However, Kettering General Hospital Trust, which was one of the 33, said in a September board paper that it had submitted “an assessment of local A&E delivery boards and DTOC acceleration” document to, which outlined the “DTOC recovery trajectory and the associated interventions which would be implemented by the system to aid the DTOC recovery.”

Another of the 33, Airedale FT said in a November board paper that it hadresponded to a request from NHSI to undertake a snapshot bed audit on Tuesday 15 November 2016”.

The 23 trusts identified as high risk but not visited

  • Chelsea and Westminster Hospital FT
  • Croydon Health Service Trust
  • University College London Hospitals FT
  • Epsom and St Helier University Hospitals Trust
  • Kettering General Hospital FT
  • Hinchingbrooke Health Care Trust
  • Norfolk and Norwich University Hospitals FT
  • Airedale FT
  • Bolton FT
  • Bradford Teaching Hospitals FT
  • Central Manchester University Hospitals FT
  • East Cheshire Trust
  • Harrogate and District Foundation Trust
  • Mid Cheshire Hospitals FT
  • North Tees and Hartlepool FT
  • Southport and Ormskirk Hospital Trust
  • St Helens and Knowsley Hospitals Trust
  • University Hospital of South Manchester FT
  • York Teaching Hospital FT
  • Hampshire Hospitals FT
  • Northern Devon Healthcare Trust
  • Taunton and Somerset FT
  • Yeovil District Hospital FT

The FOI response also revealed a list of 32 trusts identified as “high risk” for concerns that A&E “streaming/co-located services” would not be “up and running by Christmas” 2016 (see box). These were recognised as “requiring further assurance” based on performance data, information provided about progress on A&E improvement plans and NHSI regional team judgement. Some were later removed from the list upon “further inspection”, however NHS England has declined to say which, if any, of the trusts remain on the list.

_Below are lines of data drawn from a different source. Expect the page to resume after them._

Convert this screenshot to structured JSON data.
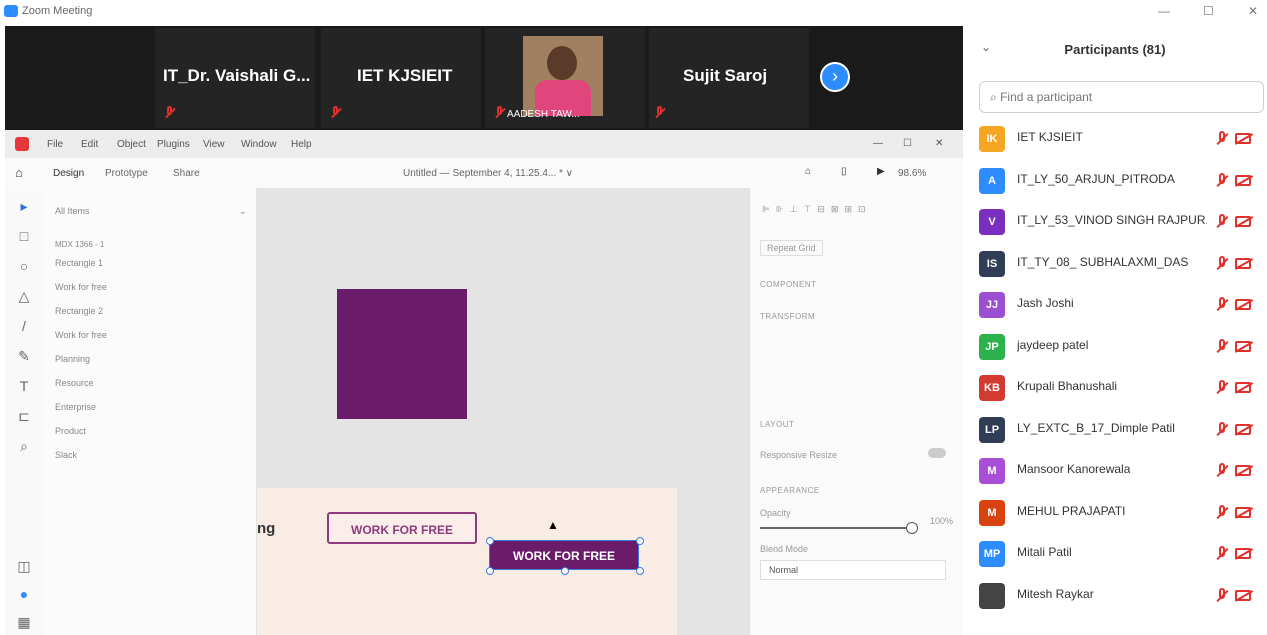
{
  "window": {
    "title": "Zoom Meeting"
  },
  "strip": {
    "tiles": [
      {
        "name": "IT_Dr. Vaishali G..."
      },
      {
        "name": "IET KJSIEIT"
      },
      {
        "name": "AADESH TAW..."
      },
      {
        "name": "Sujit Saroj"
      }
    ],
    "next_icon": "chevron-right-icon"
  },
  "xd": {
    "menu": [
      "File",
      "Edit",
      "Object",
      "Plugins",
      "View",
      "Window",
      "Help"
    ],
    "tabs": [
      "Design",
      "Prototype",
      "Share"
    ],
    "doc_title": "Untitled — September 4, 11.25.4... * ∨",
    "zoom": "98.6%",
    "layers_filter": "All Items",
    "artboard_name": "MDX 1366 - 1",
    "layers": [
      "Rectangle 1",
      "Work for free",
      "Rectangle 2",
      "Work for free",
      "Planning",
      "Resource",
      "Enterprise",
      "Product",
      "Slack"
    ],
    "canvas_text_fragment": "ng",
    "button1": "WORK FOR FREE",
    "button2": "WORK FOR FREE",
    "right": {
      "repeat_grid": "Repeat Grid",
      "component": "COMPONENT",
      "transform": "TRANSFORM",
      "layout": "LAYOUT",
      "responsive": "Responsive Resize",
      "appearance": "APPEARANCE",
      "opacity": "Opacity",
      "opacity_value": "100%",
      "blend_mode": "Blend Mode",
      "blend_value": "Normal"
    }
  },
  "participants": {
    "title": "Participants (81)",
    "search_placeholder": "Find a participant",
    "list": [
      {
        "initials": "IK",
        "name": "IET KJSIEIT",
        "color": "#f5a623"
      },
      {
        "initials": "A",
        "name": "IT_LY_50_ARJUN_PITRODA",
        "color": "#2d8cff"
      },
      {
        "initials": "V",
        "name": "IT_LY_53_VINOD SINGH RAJPUR...",
        "color": "#7b2fbe"
      },
      {
        "initials": "IS",
        "name": "IT_TY_08_ SUBHALAXMI_DAS",
        "color": "#2f3e56"
      },
      {
        "initials": "JJ",
        "name": "Jash Joshi",
        "color": "#9b4fd1"
      },
      {
        "initials": "JP",
        "name": "jaydeep patel",
        "color": "#2bb24c"
      },
      {
        "initials": "KB",
        "name": "Krupali Bhanushali",
        "color": "#d23b2f"
      },
      {
        "initials": "LP",
        "name": "LY_EXTC_B_17_Dimple Patil",
        "color": "#2f3e56"
      },
      {
        "initials": "M",
        "name": "Mansoor Kanorewala",
        "color": "#a94ed6"
      },
      {
        "initials": "M",
        "name": "MEHUL PRAJAPATI",
        "color": "#d8430f"
      },
      {
        "initials": "MP",
        "name": "Mitali Patil",
        "color": "#2d8cff"
      },
      {
        "initials": "",
        "name": "Mitesh Raykar",
        "color": "#444444"
      }
    ]
  }
}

The December NHS England board paper said the trusts on the list would have to “prioritise and accelerate plans to stand up streaming services at the front door”. It added: “The requirement is for every single acute provide to have streaming/co-located services during peak hours in the first instance, expanding to 12 hours per day minimum in the medium term.”

The 32 trusts identified as high risk for A&E streaming/co-located services

  • Kingston Hospital FT
  • Bedford Hospital Trust
  • Derby Teaching Hospitals FT
  • East and North Hertfordshire Trust
  • Hinchingbrooke Health Care Trust
  • Kettering General Hospital FT
  • Nottingham University Hospitals Trust
  • Peterborough and Stamford Hospitals FT
  • University Hospitals Coventry and Warwickshire Trust
  • West Suffolk FT
  • Worcestershire Acute Hospitals Trust
  • Wye Valley Trust
  • Calderdale and Huddersfield FT
  • East Lancashire Hospitals Trust
  • Leeds Teaching Hospitals Trust
  • Mid Cheshire Hospitals FT
  • North Tees and Hartlepool FT
  • Penine Acute Hospitals FT
  • St Helens and Knowsley Hospitals Trust
  • University Hospitals of Morecombe Bay FT
  • Ashford and St Peter’s Hospitals Foundation Trust
  • Brighton and Sussex University Hospitals Trust
  • Dorset County Hospital FT
  • East Kent Hospitals University FT
  • North Bristol Trust
  • Poole Hospital FT
  • Portsmouth Hospitals Trust
  • Royal Surrey County Hospital FT
  • Taunton and Somerset FT
  • Torbay and South Devon FT
  • Western Sussex Hospitals FT
  • Weston Area Health Trust